The EDP Cascais Girls' Pro is another new event for the Top 17 this year. It is the first ASP Women's World Championship Tour event in Portugal since the 2010 Rip Curl Pro, which Carissa Moore won, and it will be the first time in history that the WCT finishes in Europe.
|Tyler Wright finds herself in a near dead heat with Carissa Moore going into the final ASP World Tour women's event in Portugal.|
The EDP Pro also marks the first time since 2007 that the world title race has come down the last event of the season. A miniscule 200 points separate the two remaining title contenders, Moore and Tyler Wright. 200 points. That's smaller than the difference between finishing first and second in the event, so frankly, the title could just as easily go to one or the other.
"It's been close all year, and it's great to see it come down to the last event of the year," said Moore. "As a fan and competitor this is what you want to see, this is where the performance level can go to the next level."
Echoing that sentiment, Wright remarked, "Women's surfing right now is just absolutely on fire. I just want to push my surfing and I know they're pushing theirs."
The other major plotline in Portugal is re-qualification, and who will be part of the Top 17 in 2014. The top 10 surfers on the WCT automatically re-qualify, but the remaining seven spots go to the six best-ranked competitors on the Qualifying Series and an ASP wildcard. The qualifying events are already finished, so the EDP Cascais Girls' Pro is the last shot for those who find themselves on the bubble. This puts ladies like Alana Blanchard, Laura Enever, Malia Manuel and Paige Hareb in a tough spot. They'll all be battling to stay on tour next year.
"As a European, I'm stoked about another contest here," said France's Pauline Ado, who will also be surfing for her place on tour. "Portugal has a lot of passion for surfing [and] the waves around the Carcavelos area are very good, so I can't wait for this event. It's also good to add an event at the end of the year, instead of finishing the tour in July."
Oh, and about that storm out there. Ben Freeston, head forecaster at Magicseaweed.com says, "We're tracking a potential new storm system due to build during the weekend and send solid swell to the beaches of the Cascais area from Wednesday next week. The northwesterly direction means it loses some power before it reaches Carcavelos, but we're expecting contestable conditions for the start of the waiting period. The swell then drops back towards the end of the week."

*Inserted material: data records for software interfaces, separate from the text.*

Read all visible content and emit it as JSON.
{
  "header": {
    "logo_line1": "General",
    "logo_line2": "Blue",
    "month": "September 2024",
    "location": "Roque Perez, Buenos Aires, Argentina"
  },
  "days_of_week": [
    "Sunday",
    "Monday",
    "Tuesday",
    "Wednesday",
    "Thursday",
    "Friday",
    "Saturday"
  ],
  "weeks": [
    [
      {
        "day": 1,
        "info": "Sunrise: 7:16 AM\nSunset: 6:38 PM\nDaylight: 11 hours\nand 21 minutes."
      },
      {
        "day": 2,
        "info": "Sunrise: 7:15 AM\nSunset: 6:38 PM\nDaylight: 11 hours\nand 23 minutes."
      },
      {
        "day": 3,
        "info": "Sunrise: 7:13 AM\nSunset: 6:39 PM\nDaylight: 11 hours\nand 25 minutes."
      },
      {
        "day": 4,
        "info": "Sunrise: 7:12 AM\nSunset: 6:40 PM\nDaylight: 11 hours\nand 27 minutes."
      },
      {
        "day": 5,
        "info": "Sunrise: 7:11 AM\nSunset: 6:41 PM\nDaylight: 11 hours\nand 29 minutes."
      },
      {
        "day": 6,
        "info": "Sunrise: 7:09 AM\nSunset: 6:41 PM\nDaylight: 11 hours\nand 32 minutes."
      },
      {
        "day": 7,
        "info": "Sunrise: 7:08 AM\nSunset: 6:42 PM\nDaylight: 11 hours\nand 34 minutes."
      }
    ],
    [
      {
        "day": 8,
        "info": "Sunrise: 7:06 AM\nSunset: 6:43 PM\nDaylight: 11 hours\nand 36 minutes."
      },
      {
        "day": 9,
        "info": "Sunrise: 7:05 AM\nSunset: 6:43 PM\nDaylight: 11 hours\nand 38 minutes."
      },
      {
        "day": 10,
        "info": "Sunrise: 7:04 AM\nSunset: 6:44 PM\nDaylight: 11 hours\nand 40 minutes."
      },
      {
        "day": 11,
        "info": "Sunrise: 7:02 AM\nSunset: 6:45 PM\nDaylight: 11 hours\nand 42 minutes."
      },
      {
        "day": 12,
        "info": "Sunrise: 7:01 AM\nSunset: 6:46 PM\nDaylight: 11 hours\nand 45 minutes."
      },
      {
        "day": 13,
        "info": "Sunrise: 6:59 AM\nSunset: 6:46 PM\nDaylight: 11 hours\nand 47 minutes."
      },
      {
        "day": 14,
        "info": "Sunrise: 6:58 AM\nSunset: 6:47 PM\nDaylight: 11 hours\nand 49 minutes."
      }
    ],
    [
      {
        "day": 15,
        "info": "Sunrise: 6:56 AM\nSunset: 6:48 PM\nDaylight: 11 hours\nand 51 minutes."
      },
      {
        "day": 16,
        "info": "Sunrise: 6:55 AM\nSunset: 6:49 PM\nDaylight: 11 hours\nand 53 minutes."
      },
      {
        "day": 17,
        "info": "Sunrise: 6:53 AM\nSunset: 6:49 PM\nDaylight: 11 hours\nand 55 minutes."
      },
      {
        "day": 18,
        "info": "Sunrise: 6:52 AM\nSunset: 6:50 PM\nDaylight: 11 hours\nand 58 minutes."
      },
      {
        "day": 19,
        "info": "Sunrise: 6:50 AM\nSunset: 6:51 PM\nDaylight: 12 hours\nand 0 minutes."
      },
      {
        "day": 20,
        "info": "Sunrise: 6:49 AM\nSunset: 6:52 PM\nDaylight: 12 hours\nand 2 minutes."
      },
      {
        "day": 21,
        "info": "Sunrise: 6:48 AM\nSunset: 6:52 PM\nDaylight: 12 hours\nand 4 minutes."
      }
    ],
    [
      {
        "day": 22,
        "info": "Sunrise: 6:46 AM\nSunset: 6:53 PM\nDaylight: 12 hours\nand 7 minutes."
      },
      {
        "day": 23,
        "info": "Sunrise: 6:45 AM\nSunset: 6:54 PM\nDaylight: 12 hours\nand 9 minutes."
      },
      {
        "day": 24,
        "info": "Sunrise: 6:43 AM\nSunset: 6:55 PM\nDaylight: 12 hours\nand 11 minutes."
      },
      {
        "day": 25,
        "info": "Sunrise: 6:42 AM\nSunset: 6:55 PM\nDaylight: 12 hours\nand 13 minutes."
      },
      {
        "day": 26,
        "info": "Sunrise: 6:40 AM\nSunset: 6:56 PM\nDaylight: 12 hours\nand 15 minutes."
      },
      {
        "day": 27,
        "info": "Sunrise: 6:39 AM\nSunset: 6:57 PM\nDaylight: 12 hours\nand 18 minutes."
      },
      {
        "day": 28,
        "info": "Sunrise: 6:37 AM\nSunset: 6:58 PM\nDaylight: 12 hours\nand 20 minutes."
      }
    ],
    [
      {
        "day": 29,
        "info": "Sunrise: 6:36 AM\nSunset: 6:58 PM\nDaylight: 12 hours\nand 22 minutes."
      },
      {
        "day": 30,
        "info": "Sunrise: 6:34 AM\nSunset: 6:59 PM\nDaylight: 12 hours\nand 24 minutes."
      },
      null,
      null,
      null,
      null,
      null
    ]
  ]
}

In this case, "contestable conditions" mean four to eight-foot swell at 12 seconds. There is another system moving in over next weekend, but waiting for it to materialize could prove risky, so there is a good chance that this will be another breakneck-paced comp. The waiting period for the EDP Cascais Girls' Pro runs from October 3 - 7. Watch live at www.aspeurope.com/edpcascais.
2013 ASP Women's WCT Ratings (Heading into EDP Cascais Girls Pro):
1. Carissa Moore (HAW) 54,700 pts
2. Tyler Wright (AUS) 54,500 pts
3. Sally Fitzgibbons (AUS) 49,400 pts
4. Courtney Conlogue (USA) 45,300 pts
5. Stephanie Gilmore (AUS) 35,650 pts
6. Lakey Peterson (USA) 35,400 pts
7. Coco Ho (HAW) 32,150 pts
8. Bianca Buitendag (ZAF) 28,400 pts
8. Pauline Ado (FRA) 28,400 pts
10. Laura Enever (AUS) 25,900 pts
10. Alana Blanchard (HAW) 25,900 pts
12. Malia Manuel (HAW) 23,650 pts
13. Paige Hareb (NZL) 21,400 pts
14. Silvana Lima (BRA) 20,200 pts
15. Sage Erickson (USA) 17,950 pts
16. Rebecca Woods (AUS) 15,700 pts
17. Sofia Mulanovich (PER) 14,500 pts